file with the current time. The file is modified every time the database is changed. Since a Kerberos slave server receives its
database in whole from the Kerberos master, this option specifies the maximum amount of time allowed between database transfers.
The time value must be between one hour(3600) and three days(259200). If neither this option nor the -s option is used, the maxi-
mum age of the database is infinite.
-l Allows the user to select a different file, log_file, into which the daemon will place Kerberos log messages. If neither this
option nor the -s option is used, the log_file value is set to
-r Allows the user to change the name of the realm, realm, for which the daemon will serve information. If no realm name is specified
with the -r option, the daemon will server the realm of which the local host is a member.
-s Allows the user to tell the daemon to use the default values for pause_seconds, max_age, and log_file of a slave server. If max_age
has not been set with the -a option, the max_age value is set to the slave server default of one day(86400). If the pause_seconds
value has not been set with the -p option, the pause_seconds value is set to the slave server default of 5 minutes(300). If the
log_file value has not been set with the -l option, the log_file value is set to the slave server default, Use of the -s option is
equivalent to using the following list of options with the daemon:
-a 86400 -p 300 -l /var/dss/kerberos/log/kerberos_slave.log
-n Allows the user to tell the daemon that the maximum age of the Kerberos database should be infinite. This option is only useful if
the -s option has been selected by the user, but the maximum age of the database should not be equal to the slave default(300), but
should be infinite. This option also overrides the -a option.
-m Allows the user to run the daemon in manual mode. This implies that the master key of the Kerberos database will be input from If
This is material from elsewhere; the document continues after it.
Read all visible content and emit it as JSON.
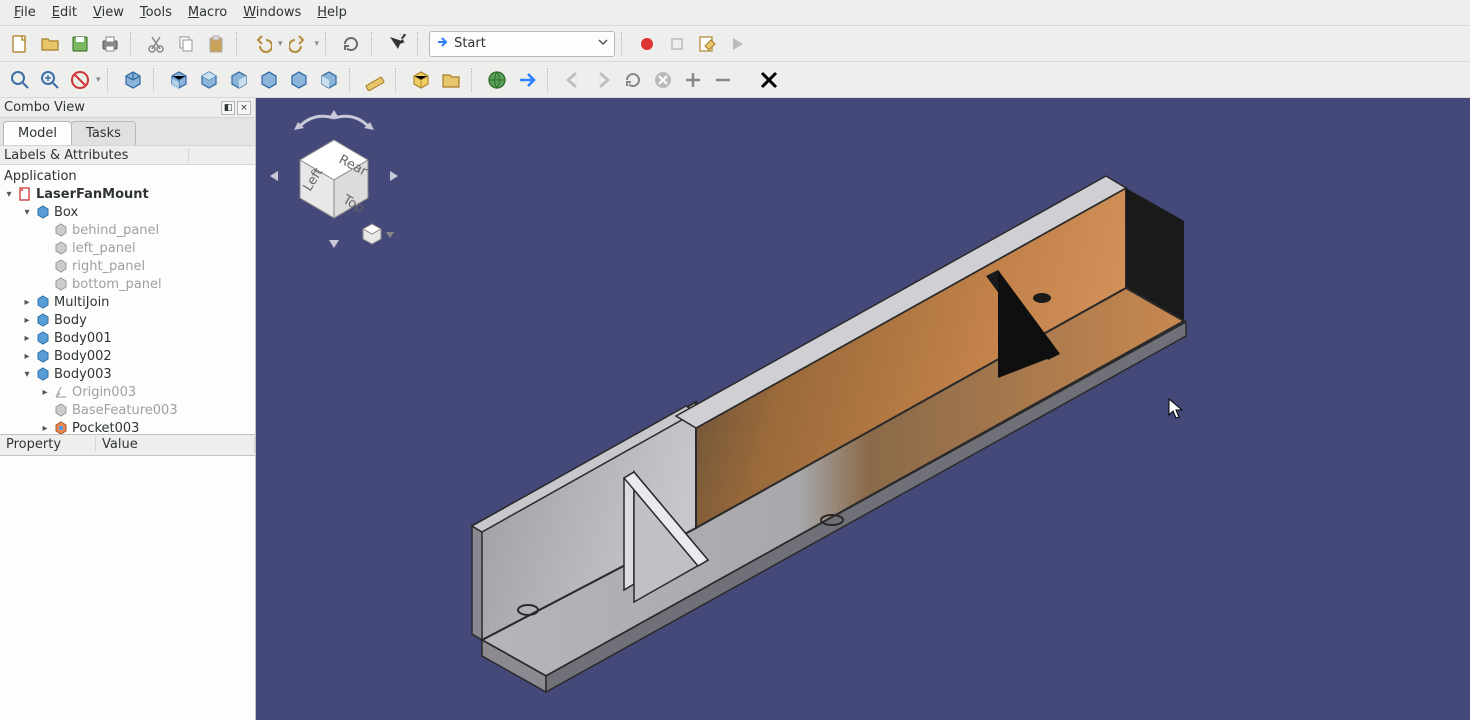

this option is not used, the master key of the Kerberos database is read from the data file placed in the system.
kdb_init(8krb), kdb_util(8krb), kdb_edit(8krb), kdb_destroy(8krb), kerberos(3krb), kprop(8krb) kpropd(8krb)